Champagne insisted the timing was coincidental: the Saudis signed off on the contract amendment at the end of March.

One of the side benefits, no doubt, will be that General Dynamics can keep working at a time when the bottom has fallen out of the Canadian job market, with more than one million people driven from the workforce by pandemic-driven shutdowns.

Relations between Canada and the Saudi regime went into the deep freeze in the summer of 2018 after Freeland tweeted her support for jailed women's rights advocates in the kingdom. The Saudi government reacted by expelling the Canadian ambassador, suspending future trade deals and recalling students attending Canadian universities — a measure that was relaxed marginally later on.

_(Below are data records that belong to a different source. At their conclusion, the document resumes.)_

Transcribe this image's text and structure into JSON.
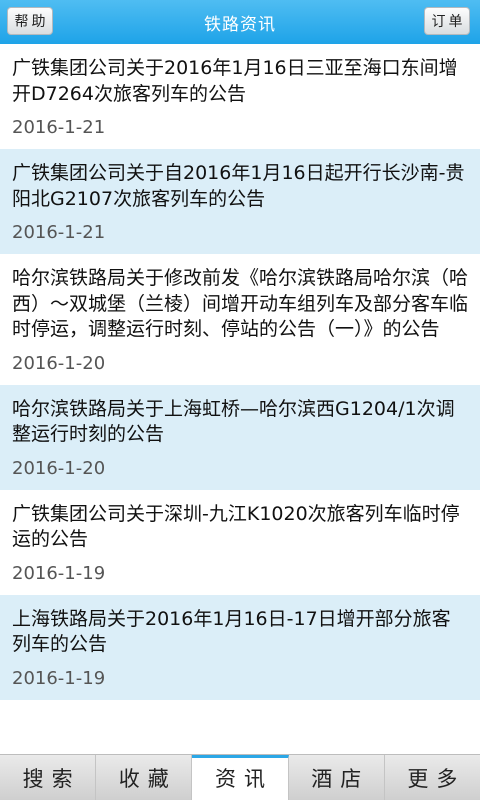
{
  "header": {
    "title": "铁路资讯",
    "left_button": "帮助",
    "right_button": "订单",
    "color": "#2aa8ea"
  },
  "items": [
    {
      "title": "广铁集团公司关于2016年1月16日三亚至海口东间增开D7264次旅客列车的公告",
      "date": "2016-1-21"
    },
    {
      "title": "广铁集团公司关于自2016年1月16日起开行长沙南-贵阳北G2107次旅客列车的公告",
      "date": "2016-1-21"
    },
    {
      "title": "哈尔滨铁路局关于修改前发《哈尔滨铁路局哈尔滨（哈西）～双城堡（兰棱）间增开动车组列车及部分客车临时停运，调整运行时刻、停站的公告（一）》的公告",
      "date": "2016-1-20"
    },
    {
      "title": "哈尔滨铁路局关于上海虹桥—哈尔滨西G1204/1次调整运行时刻的公告",
      "date": "2016-1-20"
    },
    {
      "title": "广铁集团公司关于深圳-九江K1020次旅客列车临时停运的公告",
      "date": "2016-1-19"
    },
    {
      "title": "上海铁路局关于2016年1月16日-17日增开部分旅客列车的公告",
      "date": "2016-1-19"
    }
  ],
  "tabs": [
    {
      "label": "搜索",
      "active": false
    },
    {
      "label": "收藏",
      "active": false
    },
    {
      "label": "资讯",
      "active": true
    },
    {
      "label": "酒店",
      "active": false
    },
    {
      "label": "更多",
      "active": false
    }
  ]
}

The brutal assassination of dissident Saudi journalist Jamal Khashoggi — murdered and dismembered by Saudi government agents, allegedly at the direction of Crown Prince Mohammed bin Salman — damaged relations even further.

Saudi journalist Jamal Khashoggi was murdered by agents of the Saudi government. (Hasan Jamali/The Associated Press)

Champagne said no one should interpret the renewed contract as a sign that the countries are about to normalize relations.

"The human rights record of Saudi Arabia remains troubling. We will continue to advocate for human rights," he said, citing jailed dissidents and the unequal legal and political status of women in the kingdom.

Questions remain about how the Saudis will use the vehicles. Champagne acknowledged that the combat vehicles will be used by the internal security force that is responsible for the protection of the country's royal family.

He declined to say whether Canada sought assurances from the Saudis that the troop carriers will not be used in foreign military operations.

A review that examined whether the Saudis had violated the terms of the 2014 contract by using the armoured vehicles to suppress an uprising in the eastern part of the country, and in combat in Yemen, was carried out for over a year by the Liberal government. It found no evidence that Canadian-made equipment was used in alleged human rights abuses; Champagne committed Thursday to releasing more information on the review in the coming days.

He insisted that, by signing the refreshed agreement, Canada was still an international standard-bearer for human rights and pointed to the government's desire to strengthen the review regime under the recently enacted international Arms Trade Treaty.

What Canada would like to see, Champagne said, is an inspection system that would verify compliance whenever one country sells arms to another country.

"It is in line with Canadian values because human rights is at the core of what we do internationally," Champagne told reporters in a conference call late Thursday from Shawinigan, Que. "It's in line ... because we are strengthening both an existing contract and a process that existed, and we are going to rally the international community behind an international inspection regime."